Diesel fumes can cause cancer, announced a World Health Organization (WHO) on Tuesday.
Experts from International Agency for Research on Cancer (IARC) said that they have classified diesel fumes to Group 1 carcinogenics. The report said that exposure to these exhausts is known to cause lung cancer.
They say that many studies have showed that diesel fumes are dangerous to humans.
"The scientific evidence was compelling and the Working Group's conclusion was unanimous, diesel engine exhaust causes lung cancer in humans. Given the additional health impacts from diesel particulates, exposure to this mixture of chemicals should be reduced worldwide," said Dr. Christopher Portier, chairman of the IARC working Group.
Many people in the developing nations are exposed to diesel fumes.
"For most of the carcinogens when there is high exposure the risk is higher, when there is lower exposure the risk is lower," Dr. Kurt Straif, who is also from IARC, told BBC.

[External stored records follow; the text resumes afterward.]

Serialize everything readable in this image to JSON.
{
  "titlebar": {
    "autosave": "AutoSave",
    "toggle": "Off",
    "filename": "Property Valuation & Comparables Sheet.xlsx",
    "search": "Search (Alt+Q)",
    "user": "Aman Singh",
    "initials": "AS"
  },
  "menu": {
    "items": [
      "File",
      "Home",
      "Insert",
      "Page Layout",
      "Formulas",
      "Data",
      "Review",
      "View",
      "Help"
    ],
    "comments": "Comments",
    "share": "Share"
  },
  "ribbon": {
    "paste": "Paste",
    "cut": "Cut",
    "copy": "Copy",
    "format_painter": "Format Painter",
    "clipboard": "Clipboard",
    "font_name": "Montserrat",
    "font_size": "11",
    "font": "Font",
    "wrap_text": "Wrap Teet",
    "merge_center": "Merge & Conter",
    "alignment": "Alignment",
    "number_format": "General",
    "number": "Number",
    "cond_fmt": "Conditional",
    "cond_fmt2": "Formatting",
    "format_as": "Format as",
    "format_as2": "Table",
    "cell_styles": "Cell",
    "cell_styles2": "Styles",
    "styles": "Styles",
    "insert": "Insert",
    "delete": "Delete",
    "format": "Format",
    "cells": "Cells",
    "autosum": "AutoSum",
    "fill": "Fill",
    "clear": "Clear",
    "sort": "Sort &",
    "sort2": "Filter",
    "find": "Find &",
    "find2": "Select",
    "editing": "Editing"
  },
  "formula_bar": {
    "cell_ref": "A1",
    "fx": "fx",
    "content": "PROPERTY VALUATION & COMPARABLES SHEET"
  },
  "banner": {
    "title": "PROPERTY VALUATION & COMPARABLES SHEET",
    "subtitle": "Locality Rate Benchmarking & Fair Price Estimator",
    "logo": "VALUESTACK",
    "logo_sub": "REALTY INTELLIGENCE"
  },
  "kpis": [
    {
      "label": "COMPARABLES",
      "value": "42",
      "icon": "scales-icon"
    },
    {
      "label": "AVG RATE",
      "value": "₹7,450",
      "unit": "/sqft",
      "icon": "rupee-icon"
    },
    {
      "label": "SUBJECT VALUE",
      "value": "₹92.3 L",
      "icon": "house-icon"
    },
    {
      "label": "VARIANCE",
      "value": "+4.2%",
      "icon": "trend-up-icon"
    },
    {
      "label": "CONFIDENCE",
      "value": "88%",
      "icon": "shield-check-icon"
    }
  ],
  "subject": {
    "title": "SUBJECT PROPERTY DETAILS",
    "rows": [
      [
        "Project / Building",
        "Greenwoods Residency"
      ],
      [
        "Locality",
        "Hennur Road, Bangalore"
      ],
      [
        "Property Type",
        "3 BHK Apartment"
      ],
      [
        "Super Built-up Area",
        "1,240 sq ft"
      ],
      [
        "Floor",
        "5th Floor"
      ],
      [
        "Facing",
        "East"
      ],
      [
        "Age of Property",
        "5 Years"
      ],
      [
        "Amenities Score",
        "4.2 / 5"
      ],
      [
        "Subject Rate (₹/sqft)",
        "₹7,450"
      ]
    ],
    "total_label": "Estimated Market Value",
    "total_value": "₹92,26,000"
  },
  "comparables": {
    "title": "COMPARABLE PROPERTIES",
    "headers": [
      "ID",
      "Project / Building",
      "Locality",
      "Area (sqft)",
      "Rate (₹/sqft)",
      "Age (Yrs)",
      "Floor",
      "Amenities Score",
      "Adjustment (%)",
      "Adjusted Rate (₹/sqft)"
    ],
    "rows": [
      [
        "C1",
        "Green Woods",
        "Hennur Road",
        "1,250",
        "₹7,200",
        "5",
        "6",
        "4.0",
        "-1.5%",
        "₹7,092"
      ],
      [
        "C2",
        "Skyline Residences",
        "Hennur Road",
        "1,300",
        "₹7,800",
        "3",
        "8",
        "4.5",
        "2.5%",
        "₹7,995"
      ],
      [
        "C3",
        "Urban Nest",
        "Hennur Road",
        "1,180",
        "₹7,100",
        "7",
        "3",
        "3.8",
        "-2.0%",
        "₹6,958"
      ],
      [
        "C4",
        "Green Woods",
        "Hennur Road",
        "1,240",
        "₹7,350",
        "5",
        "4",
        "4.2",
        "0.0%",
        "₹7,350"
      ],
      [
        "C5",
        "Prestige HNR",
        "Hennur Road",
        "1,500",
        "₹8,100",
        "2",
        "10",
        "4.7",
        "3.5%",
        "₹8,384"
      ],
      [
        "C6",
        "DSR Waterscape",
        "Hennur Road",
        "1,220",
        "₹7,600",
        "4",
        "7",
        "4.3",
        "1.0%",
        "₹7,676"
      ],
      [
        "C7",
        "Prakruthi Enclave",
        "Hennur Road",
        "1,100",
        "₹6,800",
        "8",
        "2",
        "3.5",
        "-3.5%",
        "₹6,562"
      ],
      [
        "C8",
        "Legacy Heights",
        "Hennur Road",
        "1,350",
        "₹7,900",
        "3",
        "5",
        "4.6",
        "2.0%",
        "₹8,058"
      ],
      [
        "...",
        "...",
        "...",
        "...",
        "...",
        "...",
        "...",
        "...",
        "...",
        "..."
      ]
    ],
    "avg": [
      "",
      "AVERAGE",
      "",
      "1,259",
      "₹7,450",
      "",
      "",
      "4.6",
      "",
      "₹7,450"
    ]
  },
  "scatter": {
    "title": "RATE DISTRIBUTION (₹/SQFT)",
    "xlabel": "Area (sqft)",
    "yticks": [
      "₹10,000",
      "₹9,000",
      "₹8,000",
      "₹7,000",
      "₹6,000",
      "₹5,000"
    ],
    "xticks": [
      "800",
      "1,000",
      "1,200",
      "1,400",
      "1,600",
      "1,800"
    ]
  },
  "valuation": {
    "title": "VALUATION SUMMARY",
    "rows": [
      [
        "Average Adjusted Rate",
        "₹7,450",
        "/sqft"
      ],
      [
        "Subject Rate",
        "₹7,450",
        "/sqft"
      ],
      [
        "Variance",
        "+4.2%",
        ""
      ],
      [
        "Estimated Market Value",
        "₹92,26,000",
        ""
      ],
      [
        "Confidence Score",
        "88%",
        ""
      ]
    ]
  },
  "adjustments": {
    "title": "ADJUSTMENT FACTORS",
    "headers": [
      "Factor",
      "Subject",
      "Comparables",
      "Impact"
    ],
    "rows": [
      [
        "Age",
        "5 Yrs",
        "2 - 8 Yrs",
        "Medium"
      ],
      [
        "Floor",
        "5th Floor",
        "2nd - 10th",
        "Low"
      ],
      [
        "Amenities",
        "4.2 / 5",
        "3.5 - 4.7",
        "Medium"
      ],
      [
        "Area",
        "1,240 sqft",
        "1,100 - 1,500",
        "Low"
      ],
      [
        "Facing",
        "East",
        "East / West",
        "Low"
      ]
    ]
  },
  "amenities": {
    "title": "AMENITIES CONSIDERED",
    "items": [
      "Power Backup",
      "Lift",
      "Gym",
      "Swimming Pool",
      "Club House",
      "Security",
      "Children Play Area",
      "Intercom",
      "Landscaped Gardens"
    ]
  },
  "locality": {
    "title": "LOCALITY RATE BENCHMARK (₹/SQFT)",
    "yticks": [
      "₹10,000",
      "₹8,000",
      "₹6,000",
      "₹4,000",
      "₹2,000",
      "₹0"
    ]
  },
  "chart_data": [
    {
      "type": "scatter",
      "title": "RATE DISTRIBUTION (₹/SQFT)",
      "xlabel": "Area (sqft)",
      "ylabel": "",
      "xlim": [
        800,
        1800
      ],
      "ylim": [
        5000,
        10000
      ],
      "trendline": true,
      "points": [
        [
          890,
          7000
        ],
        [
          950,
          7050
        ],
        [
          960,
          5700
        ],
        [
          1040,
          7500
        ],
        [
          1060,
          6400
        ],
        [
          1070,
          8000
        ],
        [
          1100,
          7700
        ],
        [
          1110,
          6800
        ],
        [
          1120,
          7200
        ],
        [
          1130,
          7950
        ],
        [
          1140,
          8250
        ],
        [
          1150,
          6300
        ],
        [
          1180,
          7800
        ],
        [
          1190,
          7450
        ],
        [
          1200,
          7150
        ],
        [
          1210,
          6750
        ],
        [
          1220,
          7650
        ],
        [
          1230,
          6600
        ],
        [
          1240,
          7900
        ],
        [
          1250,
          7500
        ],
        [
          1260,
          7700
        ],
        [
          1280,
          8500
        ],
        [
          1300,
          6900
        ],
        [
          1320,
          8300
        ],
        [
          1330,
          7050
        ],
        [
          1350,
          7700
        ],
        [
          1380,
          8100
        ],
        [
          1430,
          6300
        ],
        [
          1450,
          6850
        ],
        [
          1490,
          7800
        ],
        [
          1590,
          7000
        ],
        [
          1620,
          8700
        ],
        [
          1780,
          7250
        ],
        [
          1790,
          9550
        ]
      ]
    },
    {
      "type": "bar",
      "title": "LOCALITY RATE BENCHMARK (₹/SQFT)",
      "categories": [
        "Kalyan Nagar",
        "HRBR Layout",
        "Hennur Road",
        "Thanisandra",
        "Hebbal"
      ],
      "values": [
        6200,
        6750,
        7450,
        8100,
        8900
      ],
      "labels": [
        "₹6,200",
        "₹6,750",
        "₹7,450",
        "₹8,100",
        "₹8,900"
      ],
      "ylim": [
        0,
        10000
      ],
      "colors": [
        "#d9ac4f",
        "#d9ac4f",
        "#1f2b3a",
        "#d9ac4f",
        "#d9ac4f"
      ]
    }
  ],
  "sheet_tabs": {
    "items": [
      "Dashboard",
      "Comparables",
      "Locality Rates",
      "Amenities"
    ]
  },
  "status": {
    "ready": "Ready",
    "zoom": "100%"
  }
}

Although limited, there is positive evidence that diesel engine exhausts cause bladder cancer, said IRCA.
Experts say that the agency's announcement will not be taken lightly by public health officials.
"The implications of this decision are immense. That agency is the most prestigious scientific organization in the world. If it says diesel is a human lung carcinogen, you can be sure they are undoubtedly correct," John Froines, a professor of public health at UCLA, Los Angeles Times reports.
"What happens next? In the United States, one would hope that the Environmental Protection Agency would adopt the same stance, and that other states would follow IARC’s lead. You would hope that it would be taken up by other countries," Froines added, reports Los Angeles Times.
The agency said that there was a causal relation between these fumes and cancers in people.
The Diesel Technology Forum issued a statement saying that several recent studies have highlighted the advancement in clean diesel technology.
"While IARC's remit is to establish the evidence-base for regulatory decisions at national and international level, today's conclusion sends a strong signal that public health action is warranted. This emphasis is needed globally, including among the more vulnerable populations in developing countries where new technology and protective measures may otherwise take many years to be adopted," said Dr. Christopher Wild, Director of IARC.